The country's trade union movement is not just engaged in campaigning for workers' rights and against privatisation, but is also at the forefront of the fight for human rights and social justice. As a result of this work, trade union leaders and members have been key targets of violence, accused by the security forces or their paramilitary allies of revolutionary activities. Armed opposition groups such as the Revolutionary Armed Forces of Colombia (FARC, Fuerzas Armadas Revolucionarias de Colombia) have also been responsible for human rights abuses against trade unionists.
Over 750 trade unionists have been killed since 2000 and at least a hundred more have been "disappeared". In 2005 alone, 73 trade unionists were either killed or "disappeared", while over 200 received death threats. Most recently, Héctor Díaz Serrano, a member of the oil workers' union Unión Sindical Obrera (USO), was shot while he was on his way to work on 2 March 2006. That morning, the newspaper Vanguardia Liberal had reported that a paramilitary group calling itself the Magdalena Medio Regional Command (Comando Regional del Magdalena Medio) had issued a statement in which it threatened to kill trade unionists and other social activists running for Congress in the 12 March 2006 elections.
Over recent years, Amnesty International (AI) has also documented many cases of arbitrary detentions of trade unionists and other social and human rights activists by the security forces. These detentions have often been based solely on the evidence of paid military informers and not on impartial investigations by the judicial authorities. Many of these activists have subsequently been released for lack of evidence, but some have been killed or threatened shortly after their release. This has raised fears that the security forces are deliberately undermining the legitimate work of trade unionists by discrediting their work through judicial proceedings and, failing this, through physical attack, more often than not carried out by paramilitaries.
On International Workers’ Day, AI is remembering the plight of Colombian trade unionists who have borne the brunt of the armed conflict by highlighting the case of trade unionists in the department of Arauca, an oil-rich area in the north east of the country. Samuel Morales and Raquel Castro were arrested on 5 August 2004 and charged with "rebellion" in January 2005. Three other trade unionists -- Héctor Alirio Martinez, Leonel Goyeneche and Jorge Prieto -- were shot and killed by the army in the same operation.
Subsequent investigations have revealed that the three were forced out of a house and shot in the back by soldiers. The investigations revealed that claims they had opened fire on the troops were untrue and four soldiers and a civilian have been charged with the killing.
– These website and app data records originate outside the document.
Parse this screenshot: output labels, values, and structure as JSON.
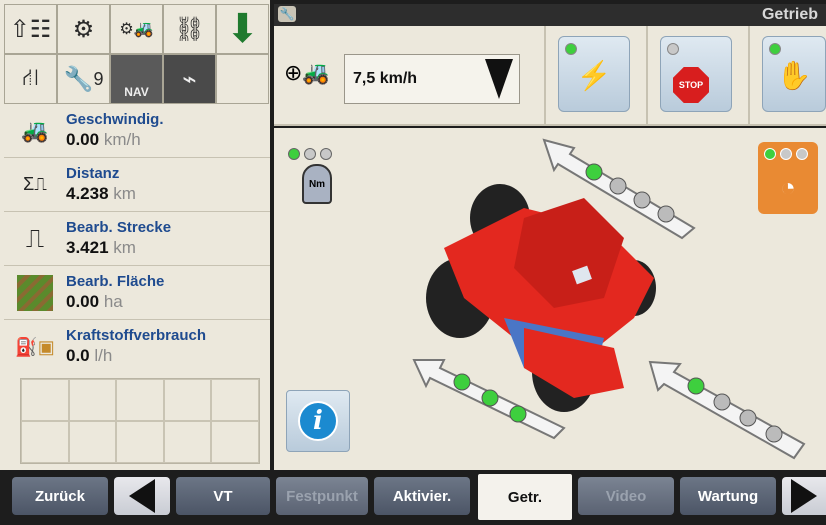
{
  "top_strip": {
    "title": "Getrieb"
  },
  "left_icons": [
    {
      "name": "menu-grid-icon",
      "glyph": "⇧☷"
    },
    {
      "name": "gear-icon",
      "glyph": "⚙"
    },
    {
      "name": "tractor-settings-icon",
      "glyph": "⚙🚜"
    },
    {
      "name": "tool-implement-icon",
      "glyph": "⛓"
    },
    {
      "name": "down-arrow-icon",
      "glyph": "⬇"
    },
    {
      "name": "road-icon",
      "glyph": "⛙"
    },
    {
      "name": "wrench-icon",
      "glyph": "🔧9"
    },
    {
      "name": "nav-icon",
      "glyph": "NAV"
    },
    {
      "name": "usb-icon",
      "glyph": "⌁"
    },
    {
      "name": "empty-slot-icon",
      "glyph": ""
    }
  ],
  "info_rows": [
    {
      "label": "Geschwindig.",
      "value": "0.00",
      "unit": "km/h",
      "icon": "speed-icon"
    },
    {
      "label": "Distanz",
      "value": "4.238",
      "unit": "km",
      "icon": "distance-icon"
    },
    {
      "label": "Bearb. Strecke",
      "value": "3.421",
      "unit": "km",
      "icon": "worked-distance-icon"
    },
    {
      "label": "Bearb. Fläche",
      "value": "0.00",
      "unit": "ha",
      "icon": "field-icon"
    },
    {
      "label": "Kraftstoffverbrauch",
      "value": "0.0",
      "unit": "l/h",
      "icon": "fuel-icon"
    }
  ],
  "toolbar": {
    "speed_value": "7,5 km/h"
  },
  "bottom": {
    "back": "Zurück",
    "vt": "VT",
    "festpunkt": "Festpunkt",
    "aktivier": "Aktivier.",
    "getr": "Getr.",
    "video": "Video",
    "wartung": "Wartung"
  },
  "colors": {
    "tractor": "#e3281f",
    "led_on": "#3ecf3e",
    "label_blue": "#1f4b8f"
  }
}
However, despite the clear doubts this casts on their arrests, Samuel Morales and Raquel Castro remain in prison.
Raquel Castro is a member of the Teachers' Association of Arauca, whose leaders have been the target of raids and arbitrary detentions by the security forces and repeated death threats and killings by army-backed paramilitaries. Samuel Morales is a former teacher and is the regional president of the Colombian Trade Union Confederation in Arauca.
During his time in prison, Samuel Morales and his family have received death threats. On 29 July 2005, while he was in custody at a police station in the Arauca town of Saravena, the station commander is reported to have told him that he knew where his sisters Omayra, Gladys and Matilde Morales worked and where to find his wife. Police officers are reported to have pressured the director of a local hospital to dismiss Samuel’s wife simply because she is married to him.
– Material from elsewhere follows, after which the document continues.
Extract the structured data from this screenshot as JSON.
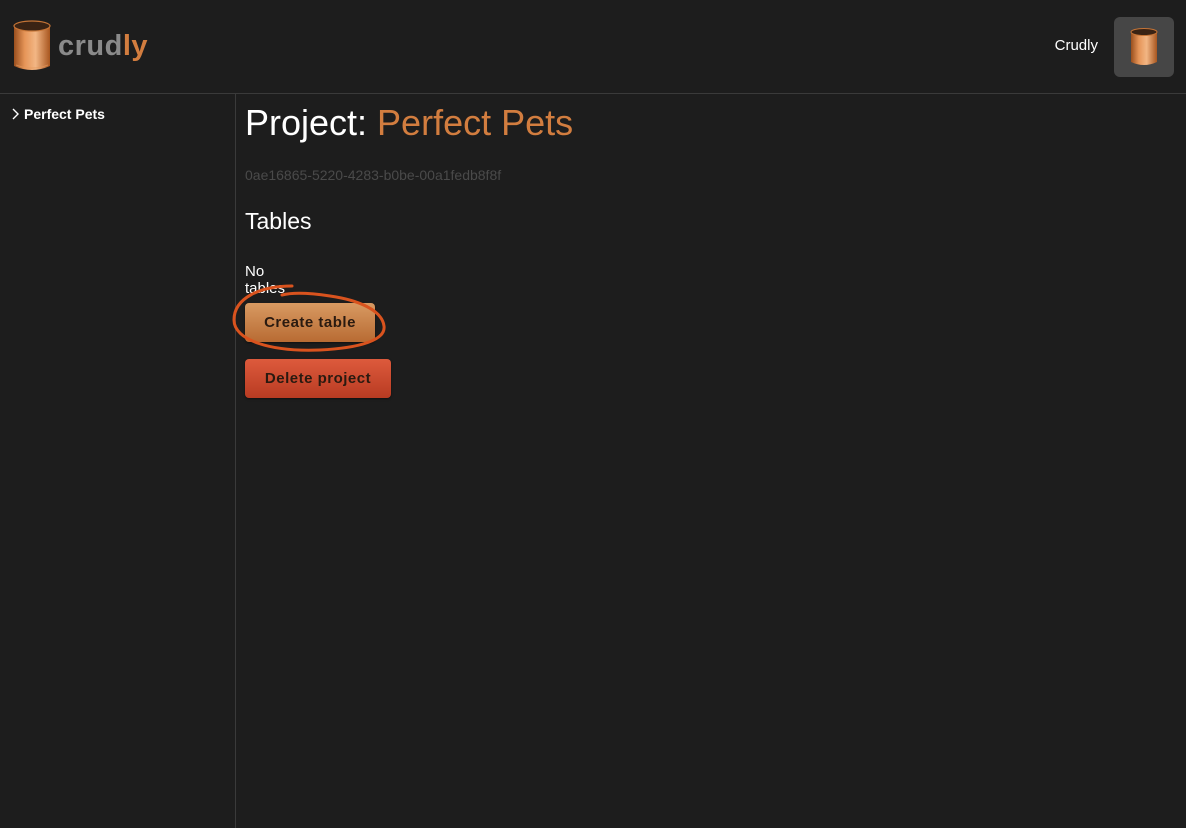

On 21 September 2005, between 10 and 10.30am, the secretary at the school where Gladys and Omayra Morales were working received a telephone call from a man who said he was from the paramilitary United Self-Defence Forces of Colombia (AUC, Autodefensas Unidas de Colombia). He told her to tell Gladys and Omayra Morales that they had 72 hours to leave the department, that members of Mr Samuel Morales’s family are their military target and they must disappear from Arauca.
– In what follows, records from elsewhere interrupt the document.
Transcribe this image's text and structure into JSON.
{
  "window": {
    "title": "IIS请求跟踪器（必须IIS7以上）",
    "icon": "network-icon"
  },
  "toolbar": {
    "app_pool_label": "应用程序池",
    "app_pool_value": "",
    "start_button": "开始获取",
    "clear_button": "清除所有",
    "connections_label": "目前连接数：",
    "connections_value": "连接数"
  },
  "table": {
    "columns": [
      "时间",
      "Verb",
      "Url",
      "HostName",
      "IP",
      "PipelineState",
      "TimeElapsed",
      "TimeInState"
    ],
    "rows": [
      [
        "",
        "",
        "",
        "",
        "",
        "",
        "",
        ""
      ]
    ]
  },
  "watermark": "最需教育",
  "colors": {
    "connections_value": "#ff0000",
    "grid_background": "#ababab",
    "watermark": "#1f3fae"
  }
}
The secretary at the school where Matilde was working in Arauquita Municipality received a similar telephone death threat between 10.30 and 11am.
AI fears that Samuel and Raquel's arrest are part of an ongoing joint military-paramilitary strategy to undermine the invaluable work carried out by trade unionists, human rights defenders and other social activists in Arauca. Even if released, they will be in danger of being killed by those who have threatened Samuel and his family.
Only decisive action to bring to justice those responsible for human rights abuses against trade unionists will have a significant impact on the human rights crisis faced by trade unions in Colombia. At present, there is impunity in over 90% of cases of human rights abuses against trade unionists.
AI calls on the international trade union movement to continue to show solidarity with their colleagues in Colombia and to insist that their own governments put pressure on the Colombian authorities to take measures to stop the killings and the persecution of trade unionists and activists.